Medicinal mushrooms produce compounds that prohibit the growth of competitive organisms. This defensive mechanism can be beneficial to the human body in warding off viruses, bacterial infections, and candida. These compounds – polysaccharides – help to regulate the inflammatory immune response for individuals with a compromised immune system. Many medicinal mushrooms contain powerful antioxidants that have been found to neutralize free radicals in the body. In addition, certain mushrooms boost the immune system by increasing white blood cell and killer T cell production.

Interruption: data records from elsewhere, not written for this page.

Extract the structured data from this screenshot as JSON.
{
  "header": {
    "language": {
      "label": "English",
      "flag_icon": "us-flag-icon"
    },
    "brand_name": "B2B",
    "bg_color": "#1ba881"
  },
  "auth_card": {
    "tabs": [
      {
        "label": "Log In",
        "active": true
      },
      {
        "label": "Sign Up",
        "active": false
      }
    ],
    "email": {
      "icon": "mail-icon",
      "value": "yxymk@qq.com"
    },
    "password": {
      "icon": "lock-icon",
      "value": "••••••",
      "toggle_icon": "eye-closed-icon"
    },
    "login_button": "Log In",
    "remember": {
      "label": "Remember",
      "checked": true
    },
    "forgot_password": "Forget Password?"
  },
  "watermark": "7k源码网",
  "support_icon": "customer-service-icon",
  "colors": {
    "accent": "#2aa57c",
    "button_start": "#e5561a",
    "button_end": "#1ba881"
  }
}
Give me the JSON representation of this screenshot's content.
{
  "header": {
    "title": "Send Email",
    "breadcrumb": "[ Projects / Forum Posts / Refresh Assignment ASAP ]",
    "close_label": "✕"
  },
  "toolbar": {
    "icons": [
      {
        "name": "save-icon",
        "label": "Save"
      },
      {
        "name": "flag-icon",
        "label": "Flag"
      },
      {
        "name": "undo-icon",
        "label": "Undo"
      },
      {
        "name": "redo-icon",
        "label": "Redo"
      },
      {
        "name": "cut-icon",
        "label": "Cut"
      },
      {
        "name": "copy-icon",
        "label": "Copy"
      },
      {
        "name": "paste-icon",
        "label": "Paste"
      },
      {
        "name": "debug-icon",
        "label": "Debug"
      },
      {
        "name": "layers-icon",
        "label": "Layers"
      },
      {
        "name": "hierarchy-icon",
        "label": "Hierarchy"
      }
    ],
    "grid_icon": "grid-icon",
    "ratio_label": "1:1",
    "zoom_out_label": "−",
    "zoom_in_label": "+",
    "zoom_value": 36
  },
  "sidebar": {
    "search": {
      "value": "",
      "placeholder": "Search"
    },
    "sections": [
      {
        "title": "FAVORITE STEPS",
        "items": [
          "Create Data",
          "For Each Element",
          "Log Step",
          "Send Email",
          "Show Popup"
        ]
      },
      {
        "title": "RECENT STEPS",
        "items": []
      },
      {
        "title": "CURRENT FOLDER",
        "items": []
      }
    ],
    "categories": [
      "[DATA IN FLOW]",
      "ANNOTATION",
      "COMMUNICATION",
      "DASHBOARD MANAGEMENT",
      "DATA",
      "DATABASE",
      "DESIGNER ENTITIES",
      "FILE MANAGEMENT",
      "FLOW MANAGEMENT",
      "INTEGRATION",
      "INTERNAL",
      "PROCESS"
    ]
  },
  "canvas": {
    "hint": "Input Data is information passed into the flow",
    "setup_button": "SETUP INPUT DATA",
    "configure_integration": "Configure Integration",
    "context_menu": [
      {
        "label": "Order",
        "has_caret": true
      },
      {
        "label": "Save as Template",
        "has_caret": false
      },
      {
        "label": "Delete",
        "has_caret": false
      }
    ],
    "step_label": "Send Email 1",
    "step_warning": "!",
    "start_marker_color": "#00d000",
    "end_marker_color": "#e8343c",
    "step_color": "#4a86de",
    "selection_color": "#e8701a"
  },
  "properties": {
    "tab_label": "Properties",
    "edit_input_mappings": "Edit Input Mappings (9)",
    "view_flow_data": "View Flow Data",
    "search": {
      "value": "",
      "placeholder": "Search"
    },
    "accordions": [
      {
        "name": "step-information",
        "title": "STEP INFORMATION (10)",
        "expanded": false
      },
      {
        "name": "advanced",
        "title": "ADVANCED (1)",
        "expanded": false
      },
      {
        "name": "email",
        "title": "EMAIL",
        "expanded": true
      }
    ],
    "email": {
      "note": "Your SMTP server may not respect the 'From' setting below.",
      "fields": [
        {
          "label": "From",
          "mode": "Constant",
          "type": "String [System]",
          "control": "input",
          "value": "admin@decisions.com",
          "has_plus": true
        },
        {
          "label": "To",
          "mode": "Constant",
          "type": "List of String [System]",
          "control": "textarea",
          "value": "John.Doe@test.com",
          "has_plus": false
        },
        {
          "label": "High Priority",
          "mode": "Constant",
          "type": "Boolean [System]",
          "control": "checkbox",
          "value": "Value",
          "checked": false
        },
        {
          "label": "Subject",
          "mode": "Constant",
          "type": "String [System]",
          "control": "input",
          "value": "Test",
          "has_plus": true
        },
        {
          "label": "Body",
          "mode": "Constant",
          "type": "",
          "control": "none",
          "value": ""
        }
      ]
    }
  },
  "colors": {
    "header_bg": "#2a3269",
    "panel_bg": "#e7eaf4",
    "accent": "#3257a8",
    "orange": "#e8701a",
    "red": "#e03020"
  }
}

Mushrooms may also be beneficial in managing blood sugar levels. A study published in the journal Biological and Pharmaceutical Bulletin found that a Cordyceps polysaccharide showed “potent hypoglycemic activity in genetic diabetic mice,” while “plasma glucose level was quickly reduced in normal and diabetic mice.” The study also found that this same polysaccharide also contributed to lower triglyceride and cholesterol levels. In another study, Cordyceps was shown to significantly reduce blood glucose levels, lower kidney breakdown markers, and preserve renal function in mice.
Cordyceps has also been shown to dilate the aorta, which is the main artery in the circulatory system that supplies oxygenated blood to your body. Why is this important? Increasing blood flow can greatly increase endurance during exercise. In addition, Cordyceps can stimulate the production of ATP, which is one of the main sources of energy in your body. A Japanese study has shown that supplementation with Cordyceps improved stamina in athletic performance of long-distance runners.
One mushroom that has a long history of medicinal use is Lion’s Mane. It has been used for centuries in Traditional Chinese Medicine (TCM). Compounds in Lion’s Mane have been shown to activate a very important peptide known as “nerve growth factor”, which is necessary for growth, maintenance, and survival of the neurons in your brain. These compounds stimulate the neurons to regrow, which helps to keep your neurons healthy and maintain electrical impulses across the synapses of the central nervous system.
Mild Cognitive Impairment (MCI) and short-term memory loss are all too common conditions that affect the elderly. And both appear to be supported by consuming Lion’s Mane, which has been shown to help prevent the breakdown of spatial short-term and visual recognition memory, as well as delay the onset of cognitive dysfunction.
Now that you know that medicinal mushrooms provide health benefits in multiple ways, you may be wondering if and how they might benefit you or your loved ones. If you plan to take a mushroom supplement, it is important to look for a manufacturer that offers 100% natural organic extracts and supplements.
Craig Tyndall is father of 9 and grandfather to 5. He holds a BS degree in Environmental Science and minor in Chemistry. He is also co-founder and owner of Old Paths Natural Market in Central, LA.
The statements presented in this article should not be considered medical advice or a way to diagnose, treat, cure, or prevent any disease. Always seek the advice of a medical professional before adding a dietary supplement (or removing one from) your daily regimen.